1 - Norway
This country has one of the largest readerships in the world with more than 200 newspapers, which express a diversity of opinions, many of which are openly partisan. The concentration of the media has become of concern, with three large companies dominating the press sector.
Competition is still strong, even though the economic downturn hurt the advertising market. The public broadcaster NRK, financed by a license fee, is dominant in both radio and television, but there is considerable competition from private broadcasters. News is also broadcast by the private channel TV2. The government does not restrict use of the internet, and it was accessed by 95 percent of the population as of 2013.
The Norwegian Media are generally free of censorship or undue political pressure on editorial policy, and journalists are able to perform their work without physical obstructions. Freedoms of expression, Media freedom, and the right to access government information are guaranteed under Article 100 of Norway’s constitution.

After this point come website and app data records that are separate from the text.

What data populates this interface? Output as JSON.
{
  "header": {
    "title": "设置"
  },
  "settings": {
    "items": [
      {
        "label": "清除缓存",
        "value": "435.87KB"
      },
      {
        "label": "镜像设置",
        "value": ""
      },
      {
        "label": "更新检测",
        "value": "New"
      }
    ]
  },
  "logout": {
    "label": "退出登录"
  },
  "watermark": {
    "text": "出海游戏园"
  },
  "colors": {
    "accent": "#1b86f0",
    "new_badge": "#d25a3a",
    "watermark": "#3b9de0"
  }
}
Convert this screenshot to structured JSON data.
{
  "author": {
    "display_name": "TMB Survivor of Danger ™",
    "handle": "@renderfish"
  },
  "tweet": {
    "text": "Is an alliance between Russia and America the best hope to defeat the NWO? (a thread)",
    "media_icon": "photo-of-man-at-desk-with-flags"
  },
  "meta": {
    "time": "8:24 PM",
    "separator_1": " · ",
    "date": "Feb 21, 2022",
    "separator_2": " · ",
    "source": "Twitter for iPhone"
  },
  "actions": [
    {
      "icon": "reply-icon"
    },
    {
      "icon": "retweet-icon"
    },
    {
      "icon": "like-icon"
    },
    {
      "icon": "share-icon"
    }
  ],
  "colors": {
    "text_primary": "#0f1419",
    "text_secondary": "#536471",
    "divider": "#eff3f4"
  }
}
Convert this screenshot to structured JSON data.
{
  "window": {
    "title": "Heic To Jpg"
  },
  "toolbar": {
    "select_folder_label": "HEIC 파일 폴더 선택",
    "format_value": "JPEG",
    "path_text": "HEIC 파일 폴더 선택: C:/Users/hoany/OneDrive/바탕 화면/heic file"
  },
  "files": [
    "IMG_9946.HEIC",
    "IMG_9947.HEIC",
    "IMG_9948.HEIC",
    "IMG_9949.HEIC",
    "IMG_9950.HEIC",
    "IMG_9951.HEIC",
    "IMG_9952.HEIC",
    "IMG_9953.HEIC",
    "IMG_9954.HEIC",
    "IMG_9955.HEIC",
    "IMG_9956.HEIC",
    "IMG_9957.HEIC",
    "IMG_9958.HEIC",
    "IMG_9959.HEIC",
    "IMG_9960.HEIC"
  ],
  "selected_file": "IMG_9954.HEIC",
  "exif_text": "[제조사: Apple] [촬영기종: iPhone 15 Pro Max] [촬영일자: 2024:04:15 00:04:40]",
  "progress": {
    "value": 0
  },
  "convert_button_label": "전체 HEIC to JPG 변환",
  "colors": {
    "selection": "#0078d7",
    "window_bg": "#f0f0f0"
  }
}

Violence against journalists and Media outlets is rare, but there have been some threats from Islamist extremists in recent years. Even after the terrorist attack carried out by Anders Behring Breivik, in 2011, alledgedly a member of a number of hate sites and blogues and inspired by them, tno legal measures have been taken to limit freedom of speech.